··· INFORMATION PROVIDED ···

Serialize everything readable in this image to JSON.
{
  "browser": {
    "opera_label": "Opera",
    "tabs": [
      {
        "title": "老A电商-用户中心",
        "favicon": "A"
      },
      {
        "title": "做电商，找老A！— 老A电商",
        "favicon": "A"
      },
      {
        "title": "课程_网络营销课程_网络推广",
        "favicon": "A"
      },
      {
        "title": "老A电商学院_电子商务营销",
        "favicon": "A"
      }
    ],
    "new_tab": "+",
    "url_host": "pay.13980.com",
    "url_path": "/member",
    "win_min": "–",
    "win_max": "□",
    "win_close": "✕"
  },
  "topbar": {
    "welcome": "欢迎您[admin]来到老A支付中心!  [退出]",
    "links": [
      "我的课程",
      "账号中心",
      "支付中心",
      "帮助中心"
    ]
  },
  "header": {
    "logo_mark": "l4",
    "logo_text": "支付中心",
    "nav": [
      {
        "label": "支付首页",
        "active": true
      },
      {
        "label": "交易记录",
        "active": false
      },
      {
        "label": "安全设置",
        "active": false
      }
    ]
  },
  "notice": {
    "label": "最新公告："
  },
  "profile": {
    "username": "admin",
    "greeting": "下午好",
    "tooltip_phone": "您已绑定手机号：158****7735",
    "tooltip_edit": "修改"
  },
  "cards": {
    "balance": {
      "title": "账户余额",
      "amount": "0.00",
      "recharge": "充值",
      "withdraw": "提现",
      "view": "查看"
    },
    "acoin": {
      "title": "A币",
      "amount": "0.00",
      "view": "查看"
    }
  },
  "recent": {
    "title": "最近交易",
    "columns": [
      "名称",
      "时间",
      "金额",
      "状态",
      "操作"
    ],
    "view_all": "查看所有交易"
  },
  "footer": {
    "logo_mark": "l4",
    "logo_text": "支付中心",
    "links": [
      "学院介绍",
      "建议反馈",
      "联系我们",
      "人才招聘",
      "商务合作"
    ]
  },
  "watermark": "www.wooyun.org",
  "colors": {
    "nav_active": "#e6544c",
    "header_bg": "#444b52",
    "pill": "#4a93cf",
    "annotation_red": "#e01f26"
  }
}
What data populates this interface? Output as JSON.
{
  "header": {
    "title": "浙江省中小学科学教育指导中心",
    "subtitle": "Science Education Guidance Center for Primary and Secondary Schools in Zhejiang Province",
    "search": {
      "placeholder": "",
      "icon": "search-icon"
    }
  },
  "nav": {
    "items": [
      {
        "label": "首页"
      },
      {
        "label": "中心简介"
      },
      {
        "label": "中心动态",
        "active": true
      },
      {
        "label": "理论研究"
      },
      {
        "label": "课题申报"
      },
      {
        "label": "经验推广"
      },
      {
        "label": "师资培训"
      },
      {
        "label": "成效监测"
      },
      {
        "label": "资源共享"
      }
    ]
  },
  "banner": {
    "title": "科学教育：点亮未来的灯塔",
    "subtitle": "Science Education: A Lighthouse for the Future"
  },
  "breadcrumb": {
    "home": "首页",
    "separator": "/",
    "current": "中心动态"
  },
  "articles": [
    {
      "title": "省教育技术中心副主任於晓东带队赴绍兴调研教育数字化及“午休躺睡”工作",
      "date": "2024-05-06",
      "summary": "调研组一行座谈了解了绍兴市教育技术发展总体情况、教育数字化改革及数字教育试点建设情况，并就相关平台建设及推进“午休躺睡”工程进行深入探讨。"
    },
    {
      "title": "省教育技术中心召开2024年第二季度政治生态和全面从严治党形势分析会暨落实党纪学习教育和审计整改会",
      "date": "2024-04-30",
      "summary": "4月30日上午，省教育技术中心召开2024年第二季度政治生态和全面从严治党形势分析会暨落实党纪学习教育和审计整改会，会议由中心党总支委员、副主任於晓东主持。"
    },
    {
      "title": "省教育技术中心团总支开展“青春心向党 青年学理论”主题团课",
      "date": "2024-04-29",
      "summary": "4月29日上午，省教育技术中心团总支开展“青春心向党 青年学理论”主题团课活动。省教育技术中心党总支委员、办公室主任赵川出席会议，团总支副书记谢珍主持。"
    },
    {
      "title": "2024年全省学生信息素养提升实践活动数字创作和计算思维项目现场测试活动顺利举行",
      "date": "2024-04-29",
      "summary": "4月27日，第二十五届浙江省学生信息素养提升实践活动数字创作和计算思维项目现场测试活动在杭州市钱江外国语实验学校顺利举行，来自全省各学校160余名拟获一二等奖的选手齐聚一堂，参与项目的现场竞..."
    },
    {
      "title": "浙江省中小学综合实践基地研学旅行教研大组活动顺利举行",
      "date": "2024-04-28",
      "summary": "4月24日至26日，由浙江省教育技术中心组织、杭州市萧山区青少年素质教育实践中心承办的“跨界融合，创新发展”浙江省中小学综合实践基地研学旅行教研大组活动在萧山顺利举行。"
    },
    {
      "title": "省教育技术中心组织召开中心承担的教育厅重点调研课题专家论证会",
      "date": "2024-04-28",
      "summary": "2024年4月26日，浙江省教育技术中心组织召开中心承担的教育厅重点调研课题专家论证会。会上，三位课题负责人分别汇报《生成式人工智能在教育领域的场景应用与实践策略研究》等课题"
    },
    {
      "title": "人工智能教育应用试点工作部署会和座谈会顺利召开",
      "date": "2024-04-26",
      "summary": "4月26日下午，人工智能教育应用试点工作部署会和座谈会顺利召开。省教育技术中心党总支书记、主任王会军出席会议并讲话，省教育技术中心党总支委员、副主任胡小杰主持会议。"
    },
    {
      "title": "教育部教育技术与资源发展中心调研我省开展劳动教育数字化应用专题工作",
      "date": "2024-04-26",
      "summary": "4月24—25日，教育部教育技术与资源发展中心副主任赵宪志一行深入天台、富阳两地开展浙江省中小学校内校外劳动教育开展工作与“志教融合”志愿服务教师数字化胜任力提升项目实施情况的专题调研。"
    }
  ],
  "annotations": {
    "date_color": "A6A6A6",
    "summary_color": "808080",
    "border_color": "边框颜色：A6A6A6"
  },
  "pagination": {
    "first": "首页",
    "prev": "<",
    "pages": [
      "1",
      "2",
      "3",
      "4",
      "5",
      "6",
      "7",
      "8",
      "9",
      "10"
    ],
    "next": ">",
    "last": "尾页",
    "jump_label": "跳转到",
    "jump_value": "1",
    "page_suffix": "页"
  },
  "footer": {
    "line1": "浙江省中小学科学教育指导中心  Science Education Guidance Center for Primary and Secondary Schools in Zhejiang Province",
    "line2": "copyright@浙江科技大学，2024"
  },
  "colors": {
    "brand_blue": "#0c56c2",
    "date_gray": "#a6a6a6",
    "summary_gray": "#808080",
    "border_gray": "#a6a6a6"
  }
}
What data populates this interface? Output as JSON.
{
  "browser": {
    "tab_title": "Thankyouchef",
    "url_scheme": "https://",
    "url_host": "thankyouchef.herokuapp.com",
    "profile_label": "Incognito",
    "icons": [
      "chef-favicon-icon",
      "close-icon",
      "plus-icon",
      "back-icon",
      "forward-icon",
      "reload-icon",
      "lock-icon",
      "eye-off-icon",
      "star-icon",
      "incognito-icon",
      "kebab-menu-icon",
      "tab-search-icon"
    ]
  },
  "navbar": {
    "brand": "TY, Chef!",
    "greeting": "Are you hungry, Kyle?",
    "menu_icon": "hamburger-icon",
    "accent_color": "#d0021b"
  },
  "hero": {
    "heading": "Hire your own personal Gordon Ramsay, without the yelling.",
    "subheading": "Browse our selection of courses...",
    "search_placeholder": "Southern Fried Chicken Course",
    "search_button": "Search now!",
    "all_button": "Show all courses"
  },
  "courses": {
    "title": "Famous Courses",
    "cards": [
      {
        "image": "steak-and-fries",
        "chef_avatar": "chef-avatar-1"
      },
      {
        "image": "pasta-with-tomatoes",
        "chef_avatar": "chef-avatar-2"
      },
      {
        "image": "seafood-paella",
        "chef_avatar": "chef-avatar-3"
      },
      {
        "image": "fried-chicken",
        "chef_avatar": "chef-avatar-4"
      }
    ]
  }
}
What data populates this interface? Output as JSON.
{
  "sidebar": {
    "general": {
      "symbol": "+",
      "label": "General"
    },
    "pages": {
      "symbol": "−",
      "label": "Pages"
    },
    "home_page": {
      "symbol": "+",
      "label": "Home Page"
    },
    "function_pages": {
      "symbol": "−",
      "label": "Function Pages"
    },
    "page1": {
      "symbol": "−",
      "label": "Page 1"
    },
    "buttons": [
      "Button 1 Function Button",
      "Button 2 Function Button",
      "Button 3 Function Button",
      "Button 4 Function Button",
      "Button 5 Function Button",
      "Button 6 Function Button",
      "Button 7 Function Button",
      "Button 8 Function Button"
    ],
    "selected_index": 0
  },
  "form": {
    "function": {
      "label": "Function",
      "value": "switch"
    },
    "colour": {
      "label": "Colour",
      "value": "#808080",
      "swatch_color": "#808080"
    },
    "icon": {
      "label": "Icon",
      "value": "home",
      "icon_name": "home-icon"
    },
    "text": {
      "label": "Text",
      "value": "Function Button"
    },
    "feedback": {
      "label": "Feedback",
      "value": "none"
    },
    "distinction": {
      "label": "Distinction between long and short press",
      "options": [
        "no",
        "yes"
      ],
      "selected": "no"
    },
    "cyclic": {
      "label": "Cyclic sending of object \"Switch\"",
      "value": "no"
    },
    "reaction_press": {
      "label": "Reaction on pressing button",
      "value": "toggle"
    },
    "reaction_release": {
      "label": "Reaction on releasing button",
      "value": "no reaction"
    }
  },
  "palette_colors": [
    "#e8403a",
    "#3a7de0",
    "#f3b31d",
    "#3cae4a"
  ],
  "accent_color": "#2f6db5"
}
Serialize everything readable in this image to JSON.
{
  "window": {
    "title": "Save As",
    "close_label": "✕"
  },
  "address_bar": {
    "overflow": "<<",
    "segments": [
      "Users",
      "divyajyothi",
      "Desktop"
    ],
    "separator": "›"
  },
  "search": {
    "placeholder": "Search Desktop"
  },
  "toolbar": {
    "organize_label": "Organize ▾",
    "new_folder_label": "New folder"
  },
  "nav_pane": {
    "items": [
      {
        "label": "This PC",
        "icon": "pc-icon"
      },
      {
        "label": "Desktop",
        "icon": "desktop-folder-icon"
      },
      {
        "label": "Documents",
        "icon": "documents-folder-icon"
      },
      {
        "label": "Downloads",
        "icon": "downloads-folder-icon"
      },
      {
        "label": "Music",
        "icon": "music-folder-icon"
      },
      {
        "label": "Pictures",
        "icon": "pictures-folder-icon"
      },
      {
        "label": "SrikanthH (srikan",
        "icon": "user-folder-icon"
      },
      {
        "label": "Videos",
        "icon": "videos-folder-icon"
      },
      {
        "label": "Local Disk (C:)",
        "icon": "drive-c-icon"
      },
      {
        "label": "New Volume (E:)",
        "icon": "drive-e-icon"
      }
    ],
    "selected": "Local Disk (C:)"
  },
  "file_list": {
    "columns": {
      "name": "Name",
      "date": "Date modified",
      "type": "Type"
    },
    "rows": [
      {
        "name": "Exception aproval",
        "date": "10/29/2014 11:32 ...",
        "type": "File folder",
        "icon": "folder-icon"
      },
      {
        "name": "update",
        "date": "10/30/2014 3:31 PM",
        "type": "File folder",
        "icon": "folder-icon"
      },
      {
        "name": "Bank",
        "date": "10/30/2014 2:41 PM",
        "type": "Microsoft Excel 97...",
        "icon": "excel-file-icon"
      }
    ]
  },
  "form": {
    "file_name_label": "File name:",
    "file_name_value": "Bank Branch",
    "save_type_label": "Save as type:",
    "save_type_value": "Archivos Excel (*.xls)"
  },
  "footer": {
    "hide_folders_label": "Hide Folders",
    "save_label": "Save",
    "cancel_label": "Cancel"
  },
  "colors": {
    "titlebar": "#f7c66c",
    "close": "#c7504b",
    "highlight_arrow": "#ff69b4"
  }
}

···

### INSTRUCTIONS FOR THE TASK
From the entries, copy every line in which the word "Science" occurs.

### SOLVED PROBLEM
    "subtitle": "Science Education Guidance Center for Primary and Secondary Schools in Zhejiang Province",
    "subtitle": "Science Education: A Lighthouse for the Future"
    "line1": "浙江省中小学科学教育指导中心  Science Education Guidance Center for Primary and Secondary Schools in Zhejiang Province",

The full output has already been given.